The official Spanish position that Gibraltar does not have territorial waters is legally flawed

Joe Garcia

With Gibraltar issues surfacing in the context of Brexit negotiaions, it is relevant to note the advice in Spain’s possession that its policy claiming that Gibraltar has no territorial waters lacks legal foundation. 

This is the opinion of Dr Jose Antonio de Yturriaga, ex head of the Spanish foreign ministry’s legal department on international affairs. It is also held by others, as confidential files in the ministry show.In fact, at one point the Spanish foreign ministry urged the association of Spanish diplomats not to distribute certain reports by Dr Yturriaga, including those on Gibraltar.

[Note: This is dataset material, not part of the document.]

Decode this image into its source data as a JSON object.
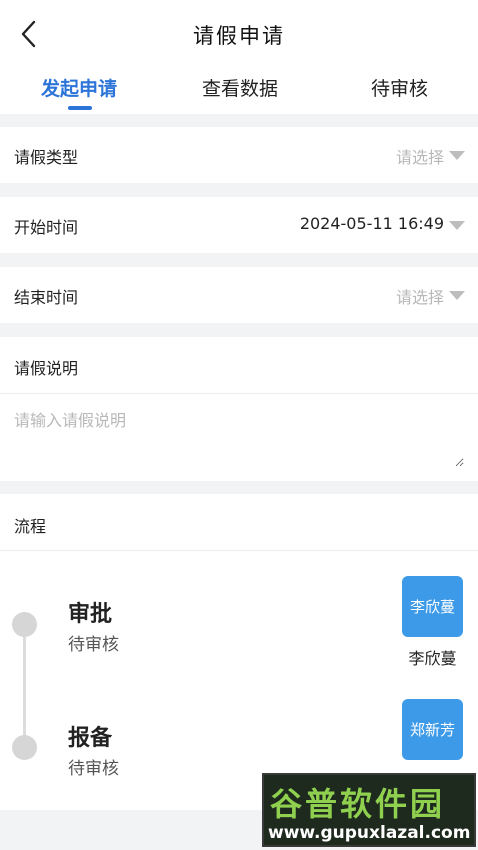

The official Spanish Government position is that Gibraltar does not have territorial waters because the Treaty of Utrecht of 1713 only granted to the British Crown the town and port but there was no mention of the waters surrounding the Rock.

But this restrictive interpretation of the treaty does not appear to have a serious juridical base, says Sr Yturriaga, who draws attention to what was established by the UN convention of 1958 on territorial waters, such as that the sovereignty of a state extends beyond its territory and its interior waters, to its territorial sea.

The official Spanish thesis would mean that Gibraltar would equally not have airspace, which the ex Spanish legal adviser calls ‘absurd.’